Notre Dame's token pro-lifer drops out of commencement program

Notre Dame’s attempt to defuse the controversy over their invitation to Barack Obama for their law-school commencement just blew up in their faces.  Mary Ann Glendon, who was to receive a prestigious award at the same commencement, has objected to being used by the university as a token Catholic at a Catholic university.  In an open letter, the former ambassador to the Vatican politely tells Notre Dame to stuff their invitation to speak, and the Laetare Award as well:

April 27, 2009
The Rev. John I. Jenkins, C.S.C.
University of Notre Dame

Dear Father Jenkins,

When you informed me in December 2008 that I had been selected to receive Notre Dame’s Laetare Medal, I was profoundly moved. I treasure the memory of receiving an honorary degree from Notre Dame in 1996, and I have always felt honored that the commencement speech I gave that year was included in the anthology of Notre Dame’s most memorable commencement speeches. So I immediately began working on an acceptance speech that I hoped would be worthy of the occasion, of the honor of the medal, and of your students and faculty.
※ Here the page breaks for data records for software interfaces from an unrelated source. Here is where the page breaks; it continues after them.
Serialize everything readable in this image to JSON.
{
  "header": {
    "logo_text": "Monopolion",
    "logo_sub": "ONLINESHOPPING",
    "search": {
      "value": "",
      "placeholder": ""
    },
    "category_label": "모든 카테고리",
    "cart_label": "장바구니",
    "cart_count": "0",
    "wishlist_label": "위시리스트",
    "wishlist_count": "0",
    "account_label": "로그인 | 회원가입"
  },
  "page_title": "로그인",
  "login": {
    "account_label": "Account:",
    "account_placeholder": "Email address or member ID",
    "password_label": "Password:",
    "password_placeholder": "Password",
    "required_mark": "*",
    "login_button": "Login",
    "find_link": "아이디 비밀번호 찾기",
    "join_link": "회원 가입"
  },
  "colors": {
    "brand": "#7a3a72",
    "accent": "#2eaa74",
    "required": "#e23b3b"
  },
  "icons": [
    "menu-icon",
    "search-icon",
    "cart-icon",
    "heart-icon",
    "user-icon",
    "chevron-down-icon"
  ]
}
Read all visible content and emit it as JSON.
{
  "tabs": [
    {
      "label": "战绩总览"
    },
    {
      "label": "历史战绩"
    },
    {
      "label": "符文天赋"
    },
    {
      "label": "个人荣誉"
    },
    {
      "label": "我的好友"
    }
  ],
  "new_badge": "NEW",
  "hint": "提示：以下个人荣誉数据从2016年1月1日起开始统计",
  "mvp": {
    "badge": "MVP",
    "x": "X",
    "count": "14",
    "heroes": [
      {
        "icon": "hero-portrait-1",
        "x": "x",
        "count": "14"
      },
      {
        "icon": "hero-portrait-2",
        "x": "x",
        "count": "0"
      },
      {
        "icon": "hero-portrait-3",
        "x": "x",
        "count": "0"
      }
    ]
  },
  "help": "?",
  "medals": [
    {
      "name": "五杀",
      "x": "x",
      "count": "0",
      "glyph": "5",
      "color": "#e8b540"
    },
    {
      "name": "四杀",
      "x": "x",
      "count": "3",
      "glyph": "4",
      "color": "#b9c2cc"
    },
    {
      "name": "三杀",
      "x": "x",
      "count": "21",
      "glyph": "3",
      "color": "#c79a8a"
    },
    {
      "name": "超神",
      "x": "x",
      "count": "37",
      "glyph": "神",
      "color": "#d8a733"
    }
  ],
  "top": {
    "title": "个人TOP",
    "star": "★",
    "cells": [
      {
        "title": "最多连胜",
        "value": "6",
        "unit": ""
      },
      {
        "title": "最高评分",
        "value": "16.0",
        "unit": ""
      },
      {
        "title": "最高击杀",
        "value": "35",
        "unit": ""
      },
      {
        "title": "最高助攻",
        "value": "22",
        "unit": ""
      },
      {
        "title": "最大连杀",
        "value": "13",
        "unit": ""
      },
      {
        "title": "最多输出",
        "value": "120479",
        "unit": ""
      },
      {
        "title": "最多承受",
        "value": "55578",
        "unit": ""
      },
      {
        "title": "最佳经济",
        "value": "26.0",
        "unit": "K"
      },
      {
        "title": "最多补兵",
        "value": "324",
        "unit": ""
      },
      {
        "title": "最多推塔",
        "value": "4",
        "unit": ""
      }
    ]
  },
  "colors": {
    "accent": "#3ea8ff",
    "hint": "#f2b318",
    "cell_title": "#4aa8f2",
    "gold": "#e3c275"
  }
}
Last month, when you called to tell me that the commencement speech was to be given by President Obama, I mentioned to you that I would have to rewrite my speech. Over the ensuing weeks, the task that once seemed so delightful has been complicated by a number of factors.

First, as a longtime consultant to the U.S. Conference of Catholic Bishops, I could not help but be dismayed by the news that Notre Dame also planned to award the president an honorary degree. This, as you must know, was in disregard of the U.S. bishops’ express request of 2004 that Catholic institutions “should not honor those who act in defiance of our fundamental moral principles” and that such persons “should not be given awards, honors or platforms which would suggest support for their actions.” That request, which in no way seeks to control or interfere with an institution’s freedom to invite and engage in serious debate with whomever it wishes, seems to me so reasonable that I am at a loss to understand why a Catholic university should disrespect it.

Then I learned that “talking points” issued by Notre Dame in response to widespread criticism of its decision included two statements implying that my acceptance speech would somehow balance the event:

  • “President Obama won’t be doing all the talking. Mary Ann Glendon, the former U.S. ambassador to the Vatican, will be speaking as the recipient of the Laetare Medal.”
  • “We think having the president come to Notre Dame, see our graduates, meet our leaders, and hear a talk from Mary Ann Glendon is a good thing for the president and for the causes we care about.”

A commencement, however, is supposed to be a joyous day for the graduates and their families. It is not the right place, nor is a brief acceptance speech the right vehicle, for engagement with the very serious problems raised by Notre Dame’s decision—in disregard of the settled position of the U.S. bishops—to honor a prominent and uncompromising opponent of the Church’s position on issues involving fundamental principles of justice.

Finally, with recent news reports that other Catholic schools are similarly choosing to disregard the bishops’ guidelines, I am concerned that Notre Dame’s example could have an unfortunate ripple effect.

It is with great sadness, therefore, that I have concluded that I cannot accept the Laetare Medal or participate in the May 17 graduation ceremony.

In order to avoid the inevitable speculation about the reasons for my decision, I will release this letter to the press, but I do not plan to make any further comment on the matter at this time.

Yours Very Truly,

Mary Ann Glendon

In other words, Glendon somehow objects to getting exploited by Notre Dame as a token to cover for their honoring a relentlessly pro-abortion politician with an honorary degree.  Glendon makes clear that her objection doesn’t spring from the invitation for him to speak, but from honoring Obama with a degree from a Catholic university while remaining in opposition to the central Catholic value of the sanctity of life.  And she’s right to reject that exploitation, as Notre Dame used Glendon in a way that all but said, “Why, some of our best friends are Catholic!”

The public scolding and rejection leaves Notre Dame twisting in the wind.  The Laetare Medal is quite prestigious in the Catholic community, and Glendon’s rejection of it will make Rev. Jenkins look even more foolish.  Glendon refuses to allow the award to be demeaned into a tool for political purposes, which demonstrates more integrity than Fr. Jenkins has shown in this sorry episode.

Update: Could Notre Dame be more clueless?  According to The Corner, their response says — yes!

“We are, of course, disappointed that Professor Glendon has made this decision. It is our intention to award the Laetare Medal to another deserving recipient, and we will make that announcement as soon as possible.”

So who wants to be the last-minute, second-thought, politically-expedient replacement recipient?  The prestige of the Laetare Award keeps falling, and falling ….